Alternatively, it’s also possible to require the quorum to be greater than the average participation rate. For instance:

Following this formula, if the average participation rate were 0%, the network would maintain a floor of 20%. If the average participation rate were 50%, then the minimum quorum would be 60%, and if the average participation rate were 80%, then the minimum quorum would be 84%.

5. Delay activation of the amended protocol

The current Tezos protocol activates amendments directly at the end of the Promotion Vote period. However, it would be prudent to delay activation by a predefined number of baking cycles to ensure that the network is prepared for the new protocol (particularly if the protocol incorporates changes to the consensus itself). This could also, conceivably, delay the start of the next Proposal Period as a buffer period to allow bakers to adjust to the workings of a new protocol.

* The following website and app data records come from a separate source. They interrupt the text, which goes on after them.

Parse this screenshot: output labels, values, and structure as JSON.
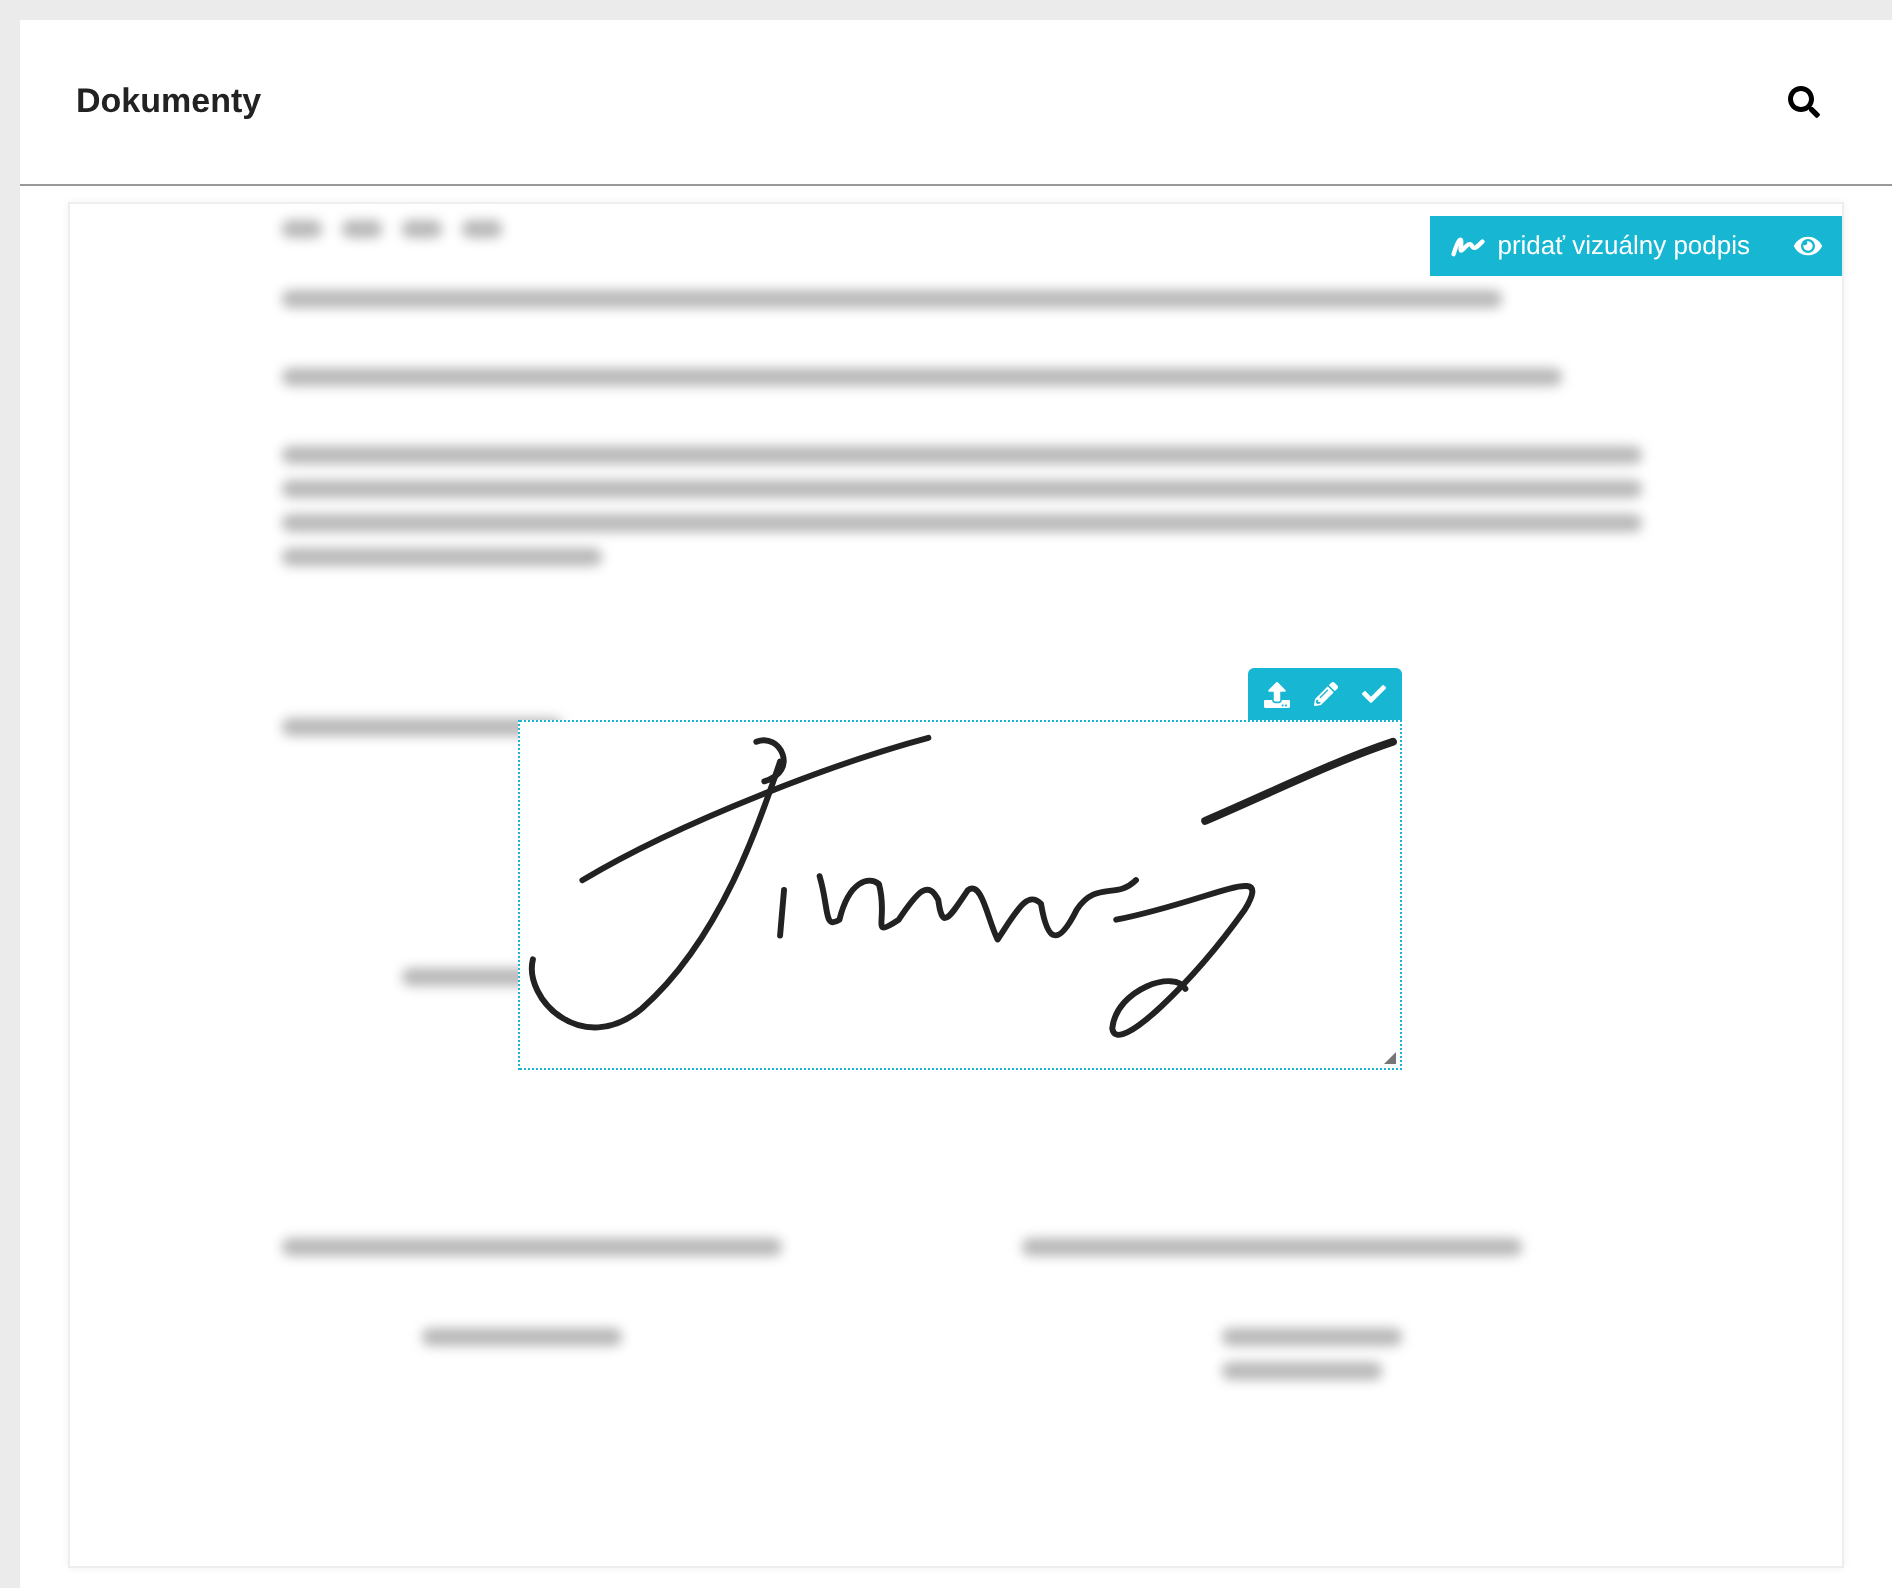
{
  "header": {
    "title": "Dokumenty"
  },
  "document": {
    "add_signature_button": {
      "label": "pridať vizuálny podpis"
    }
  }
}
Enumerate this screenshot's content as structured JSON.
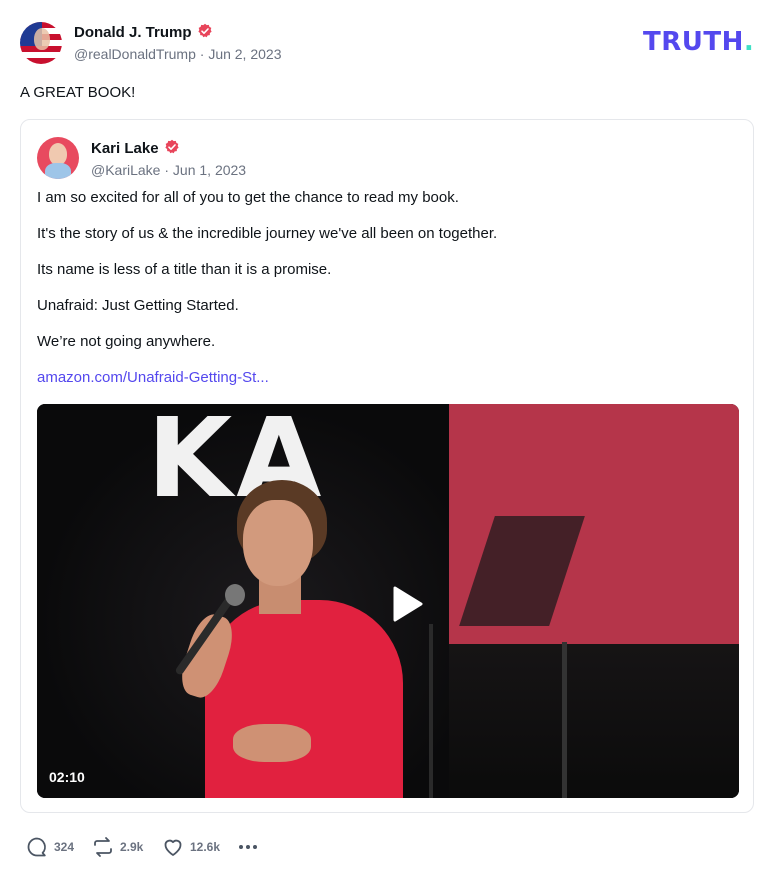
{
  "post": {
    "author_name": "Donald J. Trump",
    "handle": "@realDonaldTrump",
    "separator": " · ",
    "date": "Jun 2, 2023",
    "text": "A GREAT BOOK!",
    "brand": "TRUTH",
    "brand_dot": "."
  },
  "quote": {
    "author_name": "Kari Lake",
    "handle": "@KariLake",
    "separator": " · ",
    "date": "Jun 1, 2023",
    "lines": [
      "I am so excited for all of you to get the chance to read my book.",
      "It's the story of us & the incredible journey we've all been on together.",
      "Its name is less of a title than it is a promise.",
      "Unafraid: Just Getting Started.",
      "We’re not going anywhere."
    ],
    "link": "amazon.com/Unafraid-Getting-St...",
    "video": {
      "duration": "02:10",
      "banner_text": "KA"
    }
  },
  "actions": {
    "replies": "324",
    "retruths": "2.9k",
    "likes": "12.6k"
  },
  "colors": {
    "brand": "#5448ee",
    "brand_dot": "#3fe0c5",
    "verified": "#e8455b",
    "link": "#5448ee"
  },
  "icons": {
    "verified": "verified-badge-icon",
    "play": "play-icon",
    "reply": "comment-icon",
    "retruth": "retruth-icon",
    "like": "heart-icon",
    "more": "more-dots-icon"
  }
}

Amendment RPCs

This week’s Proto3 update has paved the way by adding a host of RPCs to support the amendment process. This will allow the Tezos community to interact with proposals, check the quorum, see the number of ballots cast, and refer to other important amendment-related data mentioned throughout this piece.


As detailed, Tezos implements a multi-stage amendment process that allows stakeholders to formally propose, select, test, and activate upgrades to the protocol on-chain.

But we should remember, first and foremost, that blockchain governance remains a nascent field. There is still little in the way of directly analogous experience to draw upon.

This demands that we wade in slowly and take great caution. Incentivizing proposal quality, encouraging greater delegate accountability, and providing a longer testing period seem reasonable first steps to improve the amendment process. But these are merely places to start.

What is most important is that we learn from our early experiences with the amendment process. And even with early success, we should be wary of the existing system’s limitations, particularly its reliance on voting, over the longer term. It is critical to explore complementary mechanisms: especially, futarchy, programmatic constitutionalism, and on-chain councils.

After all, blockchain governance should not be merely about the “next” upgrade, but rather about creating internet-native institutions that are built to last, ones that can be adopted sustainably by hundreds of millions, if not billions of users some day. Introducing the Tezos amendment process aims to be a step towards that goal.


Tezos White Paper

Tezos Position Paper

Proto3 update documentation (includes amendment RPCs)